● **What you need to do**
Please repeat all the entries. Nothing may differ.

(Dataset rows for apps and sites)
================

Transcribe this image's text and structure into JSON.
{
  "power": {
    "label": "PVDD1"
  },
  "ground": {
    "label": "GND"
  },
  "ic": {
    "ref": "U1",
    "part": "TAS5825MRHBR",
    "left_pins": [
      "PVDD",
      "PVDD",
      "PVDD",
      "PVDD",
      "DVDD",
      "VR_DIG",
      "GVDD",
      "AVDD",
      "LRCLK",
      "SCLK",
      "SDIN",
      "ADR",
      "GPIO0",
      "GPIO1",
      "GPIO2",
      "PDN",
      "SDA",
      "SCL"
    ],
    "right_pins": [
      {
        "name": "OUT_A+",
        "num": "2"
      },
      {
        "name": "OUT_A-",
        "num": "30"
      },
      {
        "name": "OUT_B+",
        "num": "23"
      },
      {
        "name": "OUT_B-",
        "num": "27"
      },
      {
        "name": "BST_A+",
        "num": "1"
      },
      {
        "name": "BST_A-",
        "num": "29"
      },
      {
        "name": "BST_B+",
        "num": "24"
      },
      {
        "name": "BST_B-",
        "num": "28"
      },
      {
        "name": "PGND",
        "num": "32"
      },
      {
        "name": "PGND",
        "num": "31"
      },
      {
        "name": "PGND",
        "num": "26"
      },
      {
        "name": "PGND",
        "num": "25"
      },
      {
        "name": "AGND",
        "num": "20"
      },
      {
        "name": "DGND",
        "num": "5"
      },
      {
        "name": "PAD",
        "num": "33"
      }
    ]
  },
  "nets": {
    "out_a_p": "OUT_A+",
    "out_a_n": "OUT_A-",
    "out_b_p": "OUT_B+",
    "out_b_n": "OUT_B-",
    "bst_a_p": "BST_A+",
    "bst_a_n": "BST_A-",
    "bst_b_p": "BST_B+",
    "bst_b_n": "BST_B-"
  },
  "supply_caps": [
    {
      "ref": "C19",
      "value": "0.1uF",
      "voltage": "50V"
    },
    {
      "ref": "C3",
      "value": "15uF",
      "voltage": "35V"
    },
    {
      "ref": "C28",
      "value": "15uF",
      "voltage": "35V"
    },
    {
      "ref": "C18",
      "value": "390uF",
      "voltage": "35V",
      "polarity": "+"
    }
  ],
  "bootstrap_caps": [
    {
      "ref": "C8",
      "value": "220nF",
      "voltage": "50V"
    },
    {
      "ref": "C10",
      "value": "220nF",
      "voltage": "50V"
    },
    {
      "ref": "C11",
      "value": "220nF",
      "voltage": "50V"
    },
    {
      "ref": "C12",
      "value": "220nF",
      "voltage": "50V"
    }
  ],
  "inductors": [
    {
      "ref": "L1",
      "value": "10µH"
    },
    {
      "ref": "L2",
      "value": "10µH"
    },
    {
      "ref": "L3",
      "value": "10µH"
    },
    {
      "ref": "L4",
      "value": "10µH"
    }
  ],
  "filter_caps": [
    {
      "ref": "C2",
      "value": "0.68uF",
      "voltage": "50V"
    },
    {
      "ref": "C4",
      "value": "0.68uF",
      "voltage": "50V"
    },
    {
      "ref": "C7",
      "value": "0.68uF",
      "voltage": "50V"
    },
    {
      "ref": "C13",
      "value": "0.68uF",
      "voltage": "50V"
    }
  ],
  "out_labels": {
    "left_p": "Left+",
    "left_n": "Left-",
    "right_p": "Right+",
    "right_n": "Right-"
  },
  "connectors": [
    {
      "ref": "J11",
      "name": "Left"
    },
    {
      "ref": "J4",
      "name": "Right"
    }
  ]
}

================

● **Completed exercise**
Transcribe this image's text and structure into JSON.
{
  "power": {
    "label": "PVDD1"
  },
  "ground": {
    "label": "GND"
  },
  "ic": {
    "ref": "U1",
    "part": "TAS5825MRHBR",
    "left_pins": [
      "PVDD",
      "PVDD",
      "PVDD",
      "PVDD",
      "DVDD",
      "VR_DIG",
      "GVDD",
      "AVDD",
      "LRCLK",
      "SCLK",
      "SDIN",
      "ADR",
      "GPIO0",
      "GPIO1",
      "GPIO2",
      "PDN",
      "SDA",
      "SCL"
    ],
    "right_pins": [
      {
        "name": "OUT_A+",
        "num": "2"
      },
      {
        "name": "OUT_A-",
        "num": "30"
      },
      {
        "name": "OUT_B+",
        "num": "23"
      },
      {
        "name": "OUT_B-",
        "num": "27"
      },
      {
        "name": "BST_A+",
        "num": "1"
      },
      {
        "name": "BST_A-",
        "num": "29"
      },
      {
        "name": "BST_B+",
        "num": "24"
      },
      {
        "name": "BST_B-",
        "num": "28"
      },
      {
        "name": "PGND",
        "num": "32"
      },
      {
        "name": "PGND",
        "num": "31"
      },
      {
        "name": "PGND",
        "num": "26"
      },
      {
        "name": "PGND",
        "num": "25"
      },
      {
        "name": "AGND",
        "num": "20"
      },
      {
        "name": "DGND",
        "num": "5"
      },
      {
        "name": "PAD",
        "num": "33"
      }
    ]
  },
  "nets": {
    "out_a_p": "OUT_A+",
    "out_a_n": "OUT_A-",
    "out_b_p": "OUT_B+",
    "out_b_n": "OUT_B-",
    "bst_a_p": "BST_A+",
    "bst_a_n": "BST_A-",
    "bst_b_p": "BST_B+",
    "bst_b_n": "BST_B-"
  },
  "supply_caps": [
    {
      "ref": "C19",
      "value": "0.1uF",
      "voltage": "50V"
    },
    {
      "ref": "C3",
      "value": "15uF",
      "voltage": "35V"
    },
    {
      "ref": "C28",
      "value": "15uF",
      "voltage": "35V"
    },
    {
      "ref": "C18",
      "value": "390uF",
      "voltage": "35V",
      "polarity": "+"
    }
  ],
  "bootstrap_caps": [
    {
      "ref": "C8",
      "value": "220nF",
      "voltage": "50V"
    },
    {
      "ref": "C10",
      "value": "220nF",
      "voltage": "50V"
    },
    {
      "ref": "C11",
      "value": "220nF",
      "voltage": "50V"
    },
    {
      "ref": "C12",
      "value": "220nF",
      "voltage": "50V"
    }
  ],
  "inductors": [
    {
      "ref": "L1",
      "value": "10µH"
    },
    {
      "ref": "L2",
      "value": "10µH"
    },
    {
      "ref": "L3",
      "value": "10µH"
    },
    {
      "ref": "L4",
      "value": "10µH"
    }
  ],
  "filter_caps": [
    {
      "ref": "C2",
      "value": "0.68uF",
      "voltage": "50V"
    },
    {
      "ref": "C4",
      "value": "0.68uF",
      "voltage": "50V"
    },
    {
      "ref": "C7",
      "value": "0.68uF",
      "voltage": "50V"
    },
    {
      "ref": "C13",
      "value": "0.68uF",
      "voltage": "50V"
    }
  ],
  "out_labels": {
    "left_p": "Left+",
    "left_n": "Left-",
    "right_p": "Right+",
    "right_n": "Right-"
  },
  "connectors": [
    {
      "ref": "J11",
      "name": "Left"
    },
    {
      "ref": "J4",
      "name": "Right"
    }
  ]
}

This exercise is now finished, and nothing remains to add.